→ TASK DIRECTIONS: When responding, copy every record below exactly as it appears.

Extracted records
#####

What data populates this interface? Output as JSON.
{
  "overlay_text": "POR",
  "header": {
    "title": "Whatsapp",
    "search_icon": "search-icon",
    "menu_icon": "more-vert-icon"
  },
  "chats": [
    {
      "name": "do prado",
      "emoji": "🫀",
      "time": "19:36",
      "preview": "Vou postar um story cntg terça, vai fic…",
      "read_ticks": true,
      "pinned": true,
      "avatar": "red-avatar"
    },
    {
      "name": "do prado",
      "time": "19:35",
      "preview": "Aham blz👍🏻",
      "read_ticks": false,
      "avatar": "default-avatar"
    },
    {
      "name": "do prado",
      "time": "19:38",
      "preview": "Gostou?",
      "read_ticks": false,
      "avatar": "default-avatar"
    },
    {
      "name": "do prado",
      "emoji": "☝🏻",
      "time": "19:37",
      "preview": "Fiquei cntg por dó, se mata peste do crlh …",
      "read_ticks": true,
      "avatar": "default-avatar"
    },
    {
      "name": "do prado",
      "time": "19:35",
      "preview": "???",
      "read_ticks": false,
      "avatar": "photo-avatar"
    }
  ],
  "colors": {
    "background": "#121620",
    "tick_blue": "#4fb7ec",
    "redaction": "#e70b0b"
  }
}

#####

→ RESPONSE BOX:
What data populates this interface? Output as JSON.
{
  "overlay_text": "POR",
  "header": {
    "title": "Whatsapp",
    "search_icon": "search-icon",
    "menu_icon": "more-vert-icon"
  },
  "chats": [
    {
      "name": "do prado",
      "emoji": "🫀",
      "time": "19:36",
      "preview": "Vou postar um story cntg terça, vai fic…",
      "read_ticks": true,
      "pinned": true,
      "avatar": "red-avatar"
    },
    {
      "name": "do prado",
      "time": "19:35",
      "preview": "Aham blz👍🏻",
      "read_ticks": false,
      "avatar": "default-avatar"
    },
    {
      "name": "do prado",
      "time": "19:38",
      "preview": "Gostou?",
      "read_ticks": false,
      "avatar": "default-avatar"
    },
    {
      "name": "do prado",
      "emoji": "☝🏻",
      "time": "19:37",
      "preview": "Fiquei cntg por dó, se mata peste do crlh …",
      "read_ticks": true,
      "avatar": "default-avatar"
    },
    {
      "name": "do prado",
      "time": "19:35",
      "preview": "???",
      "read_ticks": false,
      "avatar": "photo-avatar"
    }
  ],
  "colors": {
    "background": "#121620",
    "tick_blue": "#4fb7ec",
    "redaction": "#e70b0b"
  }
}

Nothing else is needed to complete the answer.